This legislative session, the Republican-controlled state Senate passed a bill that would allow Washington State to regain its federal waiver—despite the WEA’s best efforts to thwart the bill. The Democrat-controlled state House has yet to give the legislation a hearing, proving just how little they care for public schools and how much they care about pleasing those who fund their campaigns.
- When Democrat lawmakers attacked a government transparency bill in order to protect special interests.
This legislative session, the Senate Commerce and Labor Committee approved Senate Bill 5329. The bill would have opened government collective bargaining negotiations to the public by removing union exemptions from the state Open Public Meetings Act. Of course, the bill met significant resistance from Democrats. Their opposition granted valuable insight into the left’s non-existent commitment to government transparency, and over-zealous commitment to their big labor campaign donors.
During a committee hearing, Democrat Sen. Bob Hasegawa (a longtime Teamster official) expressed his bewilderment for why such a bill was even needed. Hasegawa said, “What does [seeing how the parties conduct themselves in collective bargaining] have to do with the public interest?
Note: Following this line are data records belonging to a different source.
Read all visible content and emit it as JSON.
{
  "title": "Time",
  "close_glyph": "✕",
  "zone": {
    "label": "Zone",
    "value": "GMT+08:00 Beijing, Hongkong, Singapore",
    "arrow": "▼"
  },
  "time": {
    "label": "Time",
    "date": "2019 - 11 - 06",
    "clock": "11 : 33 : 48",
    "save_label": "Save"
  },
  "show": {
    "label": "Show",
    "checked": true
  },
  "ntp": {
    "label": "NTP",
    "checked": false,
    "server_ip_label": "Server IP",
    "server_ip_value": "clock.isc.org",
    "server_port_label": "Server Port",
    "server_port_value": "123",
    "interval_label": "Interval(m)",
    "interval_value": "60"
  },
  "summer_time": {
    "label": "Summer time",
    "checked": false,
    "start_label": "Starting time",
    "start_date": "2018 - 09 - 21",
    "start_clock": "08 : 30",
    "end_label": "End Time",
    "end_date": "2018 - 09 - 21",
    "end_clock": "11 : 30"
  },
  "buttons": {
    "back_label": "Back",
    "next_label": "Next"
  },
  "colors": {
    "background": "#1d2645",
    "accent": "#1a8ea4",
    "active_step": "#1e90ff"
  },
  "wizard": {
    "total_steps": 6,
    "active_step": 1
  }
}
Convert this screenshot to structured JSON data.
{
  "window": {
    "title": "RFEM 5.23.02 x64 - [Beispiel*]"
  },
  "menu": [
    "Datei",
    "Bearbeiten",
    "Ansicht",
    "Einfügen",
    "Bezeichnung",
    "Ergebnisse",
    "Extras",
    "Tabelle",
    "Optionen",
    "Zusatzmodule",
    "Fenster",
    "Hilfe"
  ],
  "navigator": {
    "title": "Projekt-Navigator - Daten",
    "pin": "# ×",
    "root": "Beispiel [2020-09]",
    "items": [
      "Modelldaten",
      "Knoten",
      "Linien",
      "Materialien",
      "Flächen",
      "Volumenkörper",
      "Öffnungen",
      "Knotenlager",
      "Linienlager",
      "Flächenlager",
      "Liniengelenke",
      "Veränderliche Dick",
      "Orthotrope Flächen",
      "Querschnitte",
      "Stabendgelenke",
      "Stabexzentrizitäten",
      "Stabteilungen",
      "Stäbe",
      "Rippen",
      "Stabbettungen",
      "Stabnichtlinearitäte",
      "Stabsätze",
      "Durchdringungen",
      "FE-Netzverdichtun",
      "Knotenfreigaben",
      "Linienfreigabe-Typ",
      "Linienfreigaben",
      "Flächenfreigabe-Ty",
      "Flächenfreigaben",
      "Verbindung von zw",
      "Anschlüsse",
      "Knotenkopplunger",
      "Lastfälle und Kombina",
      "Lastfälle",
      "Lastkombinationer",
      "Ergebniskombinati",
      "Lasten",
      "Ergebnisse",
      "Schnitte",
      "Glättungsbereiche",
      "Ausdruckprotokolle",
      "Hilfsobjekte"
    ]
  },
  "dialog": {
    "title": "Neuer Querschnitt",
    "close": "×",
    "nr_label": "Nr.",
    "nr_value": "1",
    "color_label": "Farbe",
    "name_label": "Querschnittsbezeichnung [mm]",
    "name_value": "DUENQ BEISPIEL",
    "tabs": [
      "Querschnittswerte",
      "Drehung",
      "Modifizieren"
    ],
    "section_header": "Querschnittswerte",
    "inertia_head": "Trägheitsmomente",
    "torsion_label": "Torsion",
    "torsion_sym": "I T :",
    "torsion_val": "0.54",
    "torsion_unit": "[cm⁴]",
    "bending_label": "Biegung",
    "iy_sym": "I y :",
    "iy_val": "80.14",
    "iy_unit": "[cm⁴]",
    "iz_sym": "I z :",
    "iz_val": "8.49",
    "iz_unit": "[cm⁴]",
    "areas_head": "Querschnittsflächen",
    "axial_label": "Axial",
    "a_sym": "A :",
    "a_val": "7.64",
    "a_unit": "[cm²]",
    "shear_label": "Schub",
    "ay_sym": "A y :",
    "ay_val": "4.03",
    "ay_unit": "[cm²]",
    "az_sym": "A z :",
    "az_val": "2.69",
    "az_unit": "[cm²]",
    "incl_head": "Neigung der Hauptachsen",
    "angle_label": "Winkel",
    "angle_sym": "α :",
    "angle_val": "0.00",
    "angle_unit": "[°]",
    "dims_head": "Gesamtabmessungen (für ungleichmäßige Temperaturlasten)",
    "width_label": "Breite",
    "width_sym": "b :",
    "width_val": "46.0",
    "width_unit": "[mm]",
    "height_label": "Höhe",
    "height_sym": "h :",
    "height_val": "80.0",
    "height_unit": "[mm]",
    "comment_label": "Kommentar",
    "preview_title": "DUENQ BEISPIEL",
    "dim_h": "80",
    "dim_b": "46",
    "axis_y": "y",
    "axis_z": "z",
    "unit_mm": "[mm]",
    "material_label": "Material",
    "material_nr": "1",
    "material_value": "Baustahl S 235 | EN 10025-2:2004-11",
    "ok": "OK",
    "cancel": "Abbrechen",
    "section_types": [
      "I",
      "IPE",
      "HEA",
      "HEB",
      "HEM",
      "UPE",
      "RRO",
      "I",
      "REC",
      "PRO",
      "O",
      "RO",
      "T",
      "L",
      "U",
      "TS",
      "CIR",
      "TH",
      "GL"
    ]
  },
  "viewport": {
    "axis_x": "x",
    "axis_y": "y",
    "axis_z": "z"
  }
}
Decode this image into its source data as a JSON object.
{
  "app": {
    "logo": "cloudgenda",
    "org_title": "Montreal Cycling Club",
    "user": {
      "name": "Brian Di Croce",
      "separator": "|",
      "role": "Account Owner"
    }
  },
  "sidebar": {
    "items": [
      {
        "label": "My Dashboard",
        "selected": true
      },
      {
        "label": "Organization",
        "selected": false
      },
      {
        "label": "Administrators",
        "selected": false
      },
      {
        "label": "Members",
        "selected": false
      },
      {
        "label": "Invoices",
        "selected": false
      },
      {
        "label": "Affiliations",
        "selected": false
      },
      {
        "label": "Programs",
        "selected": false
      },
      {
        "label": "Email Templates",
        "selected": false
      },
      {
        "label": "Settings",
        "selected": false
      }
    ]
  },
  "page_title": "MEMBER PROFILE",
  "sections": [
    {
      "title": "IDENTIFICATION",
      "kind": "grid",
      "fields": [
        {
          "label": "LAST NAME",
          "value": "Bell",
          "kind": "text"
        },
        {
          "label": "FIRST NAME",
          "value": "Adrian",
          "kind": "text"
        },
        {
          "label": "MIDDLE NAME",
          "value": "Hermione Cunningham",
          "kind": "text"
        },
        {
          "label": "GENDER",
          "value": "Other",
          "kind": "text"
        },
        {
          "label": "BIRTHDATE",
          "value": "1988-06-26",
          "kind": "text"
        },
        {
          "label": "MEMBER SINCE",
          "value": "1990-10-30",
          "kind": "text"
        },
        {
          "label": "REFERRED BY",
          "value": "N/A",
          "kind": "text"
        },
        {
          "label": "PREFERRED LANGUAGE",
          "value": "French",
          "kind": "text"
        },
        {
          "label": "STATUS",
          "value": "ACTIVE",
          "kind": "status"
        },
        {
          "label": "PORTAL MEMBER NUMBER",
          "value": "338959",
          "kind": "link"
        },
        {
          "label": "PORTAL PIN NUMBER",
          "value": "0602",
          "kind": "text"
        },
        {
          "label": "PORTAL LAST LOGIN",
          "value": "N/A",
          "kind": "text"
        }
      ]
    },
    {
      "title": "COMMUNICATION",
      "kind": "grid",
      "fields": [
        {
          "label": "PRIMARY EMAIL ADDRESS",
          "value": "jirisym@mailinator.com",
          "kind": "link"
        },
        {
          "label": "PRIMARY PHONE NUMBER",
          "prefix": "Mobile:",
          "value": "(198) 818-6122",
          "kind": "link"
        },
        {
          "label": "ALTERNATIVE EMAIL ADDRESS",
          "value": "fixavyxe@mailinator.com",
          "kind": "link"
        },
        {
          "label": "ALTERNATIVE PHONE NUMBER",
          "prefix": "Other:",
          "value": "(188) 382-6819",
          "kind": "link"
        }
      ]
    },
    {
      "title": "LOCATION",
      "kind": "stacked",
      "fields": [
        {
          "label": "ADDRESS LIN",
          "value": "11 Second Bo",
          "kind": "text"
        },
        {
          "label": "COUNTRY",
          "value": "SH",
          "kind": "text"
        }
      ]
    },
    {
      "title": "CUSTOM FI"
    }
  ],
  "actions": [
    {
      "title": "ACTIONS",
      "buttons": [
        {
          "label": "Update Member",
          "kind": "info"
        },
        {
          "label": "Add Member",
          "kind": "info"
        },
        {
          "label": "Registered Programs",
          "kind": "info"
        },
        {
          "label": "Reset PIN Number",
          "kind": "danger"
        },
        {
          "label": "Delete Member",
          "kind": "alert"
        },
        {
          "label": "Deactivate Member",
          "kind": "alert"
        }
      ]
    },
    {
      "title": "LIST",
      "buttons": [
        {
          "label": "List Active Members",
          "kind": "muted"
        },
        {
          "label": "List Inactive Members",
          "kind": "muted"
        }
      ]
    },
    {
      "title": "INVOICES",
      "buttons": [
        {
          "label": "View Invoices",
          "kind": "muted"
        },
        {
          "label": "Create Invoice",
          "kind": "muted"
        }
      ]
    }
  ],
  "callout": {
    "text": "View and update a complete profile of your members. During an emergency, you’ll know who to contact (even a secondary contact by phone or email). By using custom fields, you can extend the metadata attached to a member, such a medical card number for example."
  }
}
I don’t see any compelling public interest need there.”
A Washington Policy Center expert, there to testify in favor of the bill, offered Hasegawa an explanation, pointing out the inherit public interest in government transparency particularly when a potential conflict of interest exists like the “governor secretly negotiating over public money opposite his biggest campaign donors. Of course, Hasegawa didn’t buy it.
Jay Inslee also refused to support the bill. He said he did not think opening negotiations to the public would “fruitful… We have the final result. It’s available for an up or down vote. That’s what really important.” Of course, that’s not true. Not since Gov. Gary Locke passed the labor-supported policy have outcomes of secret negotiations between Democrat governors and the unions that support them been made available for an up-or-down vote. Rather, it has always folded into the state budget, as is the case in this year’s House Democrats’ spending plan.
- When Democrat lawmakers exempted labor unions from their “workers’ rights” bills.
Democrat lawmakers have championed their support for a hike in the minimum wage and mandatory paid sick leave during this legislative session. Of course, these are policies Democrats support in order to appeal to public opinion. Conveniently, Democrats do not support these policies for all work sectors, particularly those sectors that contribute heavily to their campaigns.
The minimum wage/paid sick leave bills, a.k.a. the “workers’ rights” bills, sponsored by Democrats contained exemption provisions for labor unions. The true motivation behind the legislation was to encourage “employers to become union shops in order to take advantage of the exemptions.” The bill would make unionization a “low cost option for employers to avoid paying the otherwise mandated benefits.” More unionized employers means more union members which means more union dues, which means more campaign money for Democrat politicians.
Labor-backed Democrats in the state Senate revealed the true propose of the minimum wage/mandatory paid sick leave bills when they rejected a bill that sought to level the playing field and offer workers’ rights to all by eliminating the exemptions. Sens. Bob Hasegawa (a Teamster for 32 years and head of Local 174 for nine), Steve Conway (UFCW Local 81 secretary-treasurer for 21 years) and Karen Keiser (communications director of the Washington State Labor Council for 25 years) all voted against passing SB 5332, the amending bill, out of the Senate Commerce and Labor Committee.